would be difficult to find a more likeable couple, and the
fact that they have wide-ranging tastes makes the experience
thoroughly enjoyable. Along with Cindy Sherman, Lisa Anne
Auerbach is another artist that the couple acquired through
Gavlak. The latter’s work is a knitted Merino wool piece that
pays tongue-in-cheek homage to pop star Michael Jackson.
The front reads: “Exit light / Enter night / Take my hand
/ to NEVER / NEVER LAND.” The backside pictures a
line drawing of Mr. Jackson’s well-documented surgically

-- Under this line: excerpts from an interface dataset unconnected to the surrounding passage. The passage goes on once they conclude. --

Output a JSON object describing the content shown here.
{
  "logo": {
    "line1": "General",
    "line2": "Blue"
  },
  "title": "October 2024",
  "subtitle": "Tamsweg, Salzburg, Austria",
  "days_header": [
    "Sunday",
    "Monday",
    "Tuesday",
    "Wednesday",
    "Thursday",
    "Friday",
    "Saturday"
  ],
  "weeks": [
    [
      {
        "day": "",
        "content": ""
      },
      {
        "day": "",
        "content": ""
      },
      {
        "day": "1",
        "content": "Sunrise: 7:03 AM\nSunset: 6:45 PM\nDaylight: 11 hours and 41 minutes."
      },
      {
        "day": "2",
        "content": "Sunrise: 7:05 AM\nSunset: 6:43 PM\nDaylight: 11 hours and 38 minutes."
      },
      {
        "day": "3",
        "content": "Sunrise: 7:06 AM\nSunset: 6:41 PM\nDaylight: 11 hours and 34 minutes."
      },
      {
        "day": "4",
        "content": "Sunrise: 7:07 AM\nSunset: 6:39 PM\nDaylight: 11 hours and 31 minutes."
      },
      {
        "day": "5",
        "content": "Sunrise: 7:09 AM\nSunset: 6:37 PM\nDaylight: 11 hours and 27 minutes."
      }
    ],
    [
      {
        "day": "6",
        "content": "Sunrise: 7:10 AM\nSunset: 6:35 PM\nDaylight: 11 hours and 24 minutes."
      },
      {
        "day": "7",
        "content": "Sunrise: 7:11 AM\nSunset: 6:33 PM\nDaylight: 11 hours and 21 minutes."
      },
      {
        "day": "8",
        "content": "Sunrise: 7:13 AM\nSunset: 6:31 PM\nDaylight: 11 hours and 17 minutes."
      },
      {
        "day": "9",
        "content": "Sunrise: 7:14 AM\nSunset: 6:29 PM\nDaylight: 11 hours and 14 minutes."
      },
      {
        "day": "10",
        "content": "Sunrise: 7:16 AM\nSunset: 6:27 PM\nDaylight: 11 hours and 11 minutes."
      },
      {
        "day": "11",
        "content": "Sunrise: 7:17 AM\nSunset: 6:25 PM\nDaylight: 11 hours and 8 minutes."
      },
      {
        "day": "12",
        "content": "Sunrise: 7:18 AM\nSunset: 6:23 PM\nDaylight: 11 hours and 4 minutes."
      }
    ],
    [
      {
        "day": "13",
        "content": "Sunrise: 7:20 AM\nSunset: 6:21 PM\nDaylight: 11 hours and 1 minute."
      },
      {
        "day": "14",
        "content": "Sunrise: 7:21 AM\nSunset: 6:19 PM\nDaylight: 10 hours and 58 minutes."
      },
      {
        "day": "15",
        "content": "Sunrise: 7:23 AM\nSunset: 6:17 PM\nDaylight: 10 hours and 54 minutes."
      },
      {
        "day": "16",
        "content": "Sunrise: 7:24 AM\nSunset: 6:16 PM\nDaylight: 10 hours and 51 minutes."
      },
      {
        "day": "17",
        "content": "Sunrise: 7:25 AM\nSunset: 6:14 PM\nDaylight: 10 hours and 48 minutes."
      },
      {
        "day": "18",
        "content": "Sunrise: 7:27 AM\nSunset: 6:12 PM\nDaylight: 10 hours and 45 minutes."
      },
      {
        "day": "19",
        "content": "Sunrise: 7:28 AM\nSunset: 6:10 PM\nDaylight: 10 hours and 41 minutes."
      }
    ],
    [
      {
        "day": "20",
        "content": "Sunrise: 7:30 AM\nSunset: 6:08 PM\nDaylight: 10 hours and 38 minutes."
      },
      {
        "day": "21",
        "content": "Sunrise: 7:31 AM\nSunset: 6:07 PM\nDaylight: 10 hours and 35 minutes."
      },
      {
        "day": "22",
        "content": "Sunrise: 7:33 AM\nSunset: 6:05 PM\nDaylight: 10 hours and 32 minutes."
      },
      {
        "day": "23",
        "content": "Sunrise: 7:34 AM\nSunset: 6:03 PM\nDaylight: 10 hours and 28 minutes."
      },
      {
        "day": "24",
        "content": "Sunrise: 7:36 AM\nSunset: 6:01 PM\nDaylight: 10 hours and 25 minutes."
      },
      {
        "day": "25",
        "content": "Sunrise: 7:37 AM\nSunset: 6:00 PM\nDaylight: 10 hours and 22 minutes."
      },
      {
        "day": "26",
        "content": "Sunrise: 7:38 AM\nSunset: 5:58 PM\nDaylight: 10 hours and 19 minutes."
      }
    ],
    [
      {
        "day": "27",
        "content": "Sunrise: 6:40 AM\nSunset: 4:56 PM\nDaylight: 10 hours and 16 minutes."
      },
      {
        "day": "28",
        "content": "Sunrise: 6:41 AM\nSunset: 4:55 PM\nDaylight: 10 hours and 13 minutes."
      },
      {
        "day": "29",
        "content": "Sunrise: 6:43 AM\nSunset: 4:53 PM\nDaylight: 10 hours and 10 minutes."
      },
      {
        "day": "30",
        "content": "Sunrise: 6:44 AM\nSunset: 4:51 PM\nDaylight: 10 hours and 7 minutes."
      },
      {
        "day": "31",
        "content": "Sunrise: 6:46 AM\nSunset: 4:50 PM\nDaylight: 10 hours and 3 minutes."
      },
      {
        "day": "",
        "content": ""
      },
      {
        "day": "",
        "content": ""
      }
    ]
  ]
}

enhanced face, minus a nose. Dianne smiles and points to
it, saying, “There’s no nose because, well, you know, he didn’t
have one.” True. While this isn’t wholly politically correct, it’s
refreshingly candid and uttered with sparkling humor.
Yet more pieces purchased from Gavlak Gallery are
two works by Alexsandra Penney, The Intimate Life of Shoes
and White tulle doll. Both are large archival pigment prints
featuring, well, blow-up dolls. The kind found in sex shops.
I guess. I haven’t had occasion to purchase one. Dianne casts
a sidelong glance at me and says, “These aren’t pornographic
at all. I don’t like pornography.” She clutches her hand to her
chest and I have to nod in agreement. They aren’t lascivious;
one has an almost comic-book quality and the other could
be part of a cover for a Raymond Chandler novel. Why I
make note of these things, I have no idea. Except to point
out that they are definitely not pornographic. A little research
reveals that they are part of a series called The Love Dolls and
are described as “a visual report on the role of women and
consumerism.” Ms. Penney also wrote a highly successful
bestseller entitled, How to Make Love to a Man, and I laud her
artistic prowess as well as her deft ability to multitask.
Yet another find located via David Quadrini is Kristen
Callabrese’s Mirror, Mirror on the Wall, an oil-on-canvas work
that was completed in 2003. It depicts a wood grain pattern
that could easily be construed as a shape that mimics eyes
and feminine genitalia. If so inclined, one can also spot a
partner holding hands with the aforementioned shape that
drifts off towards the right edge. Or it could be none of
the above. It operates as a kind of psychological Rorschach
test and you’re likely to be greeted with your own psychic
phenomena staring back at you. “Mirror, Mirror,” indeed.
Another piece, Night Sounds by Jose Alvarez exhibits
nearly the same brand of pleasing dark blue found in El
Greco’s Toledo, although that may be more imaginative
conjecture than fact; nonetheless, it glistens softly with a
glamorous sheen. It’s a small, less ambitious piece than many
Top: Alexis Marguerite Teplin, Cape, 2010, oil on linen, 67 x 95 in.; Right wall: Yek, Juice,
2000, acrylic, latex, and enamel on panel, 30 x 30 x 3 in.; Margaret Evangeline, Luminista
#4, 2003, electro-polished stainless steel with gunshot and porcelain, 42 x 42 in.; Bottom:
Tony Matelli, Weed (Dandelion), 2008, painted bronze, 9 x 18 in.